Dataset records:
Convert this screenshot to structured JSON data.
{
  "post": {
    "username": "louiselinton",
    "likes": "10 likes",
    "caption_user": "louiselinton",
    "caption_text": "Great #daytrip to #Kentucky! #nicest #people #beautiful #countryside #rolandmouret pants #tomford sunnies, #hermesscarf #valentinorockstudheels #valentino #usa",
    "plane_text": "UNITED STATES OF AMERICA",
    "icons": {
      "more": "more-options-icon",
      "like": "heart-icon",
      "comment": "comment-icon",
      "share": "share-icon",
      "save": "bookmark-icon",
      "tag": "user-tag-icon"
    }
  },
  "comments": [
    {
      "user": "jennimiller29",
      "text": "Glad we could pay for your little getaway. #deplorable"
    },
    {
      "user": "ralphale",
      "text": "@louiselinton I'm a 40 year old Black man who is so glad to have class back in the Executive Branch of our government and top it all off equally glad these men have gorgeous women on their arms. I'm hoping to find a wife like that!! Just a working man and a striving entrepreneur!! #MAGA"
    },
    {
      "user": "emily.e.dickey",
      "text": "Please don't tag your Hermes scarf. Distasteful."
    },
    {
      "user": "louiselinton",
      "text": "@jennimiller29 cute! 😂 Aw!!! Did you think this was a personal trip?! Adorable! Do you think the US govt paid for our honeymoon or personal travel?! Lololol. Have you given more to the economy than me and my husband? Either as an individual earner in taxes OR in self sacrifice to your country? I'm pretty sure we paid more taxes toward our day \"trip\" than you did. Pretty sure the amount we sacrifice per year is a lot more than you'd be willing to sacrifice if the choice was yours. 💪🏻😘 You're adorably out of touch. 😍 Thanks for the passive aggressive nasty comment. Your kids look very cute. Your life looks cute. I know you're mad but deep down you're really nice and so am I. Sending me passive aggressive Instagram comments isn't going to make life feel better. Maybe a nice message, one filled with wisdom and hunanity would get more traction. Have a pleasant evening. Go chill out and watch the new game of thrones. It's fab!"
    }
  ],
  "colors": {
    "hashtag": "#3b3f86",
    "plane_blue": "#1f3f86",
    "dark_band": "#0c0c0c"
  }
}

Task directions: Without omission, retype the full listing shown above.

Expected answer:
Convert this screenshot to structured JSON data.
{
  "post": {
    "username": "louiselinton",
    "likes": "10 likes",
    "caption_user": "louiselinton",
    "caption_text": "Great #daytrip to #Kentucky! #nicest #people #beautiful #countryside #rolandmouret pants #tomford sunnies, #hermesscarf #valentinorockstudheels #valentino #usa",
    "plane_text": "UNITED STATES OF AMERICA",
    "icons": {
      "more": "more-options-icon",
      "like": "heart-icon",
      "comment": "comment-icon",
      "share": "share-icon",
      "save": "bookmark-icon",
      "tag": "user-tag-icon"
    }
  },
  "comments": [
    {
      "user": "jennimiller29",
      "text": "Glad we could pay for your little getaway. #deplorable"
    },
    {
      "user": "ralphale",
      "text": "@louiselinton I'm a 40 year old Black man who is so glad to have class back in the Executive Branch of our government and top it all off equally glad these men have gorgeous women on their arms. I'm hoping to find a wife like that!! Just a working man and a striving entrepreneur!! #MAGA"
    },
    {
      "user": "emily.e.dickey",
      "text": "Please don't tag your Hermes scarf. Distasteful."
    },
    {
      "user": "louiselinton",
      "text": "@jennimiller29 cute! 😂 Aw!!! Did you think this was a personal trip?! Adorable! Do you think the US govt paid for our honeymoon or personal travel?! Lololol. Have you given more to the economy than me and my husband? Either as an individual earner in taxes OR in self sacrifice to your country? I'm pretty sure we paid more taxes toward our day \"trip\" than you did. Pretty sure the amount we sacrifice per year is a lot more than you'd be willing to sacrifice if the choice was yours. 💪🏻😘 You're adorably out of touch. 😍 Thanks for the passive aggressive nasty comment. Your kids look very cute. Your life looks cute. I know you're mad but deep down you're really nice and so am I. Sending me passive aggressive Instagram comments isn't going to make life feel better. Maybe a nice message, one filled with wisdom and hunanity would get more traction. Have a pleasant evening. Go chill out and watch the new game of thrones. It's fab!"
    }
  ],
  "colors": {
    "hashtag": "#3b3f86",
    "plane_blue": "#1f3f86",
    "dark_band": "#0c0c0c"
  }
}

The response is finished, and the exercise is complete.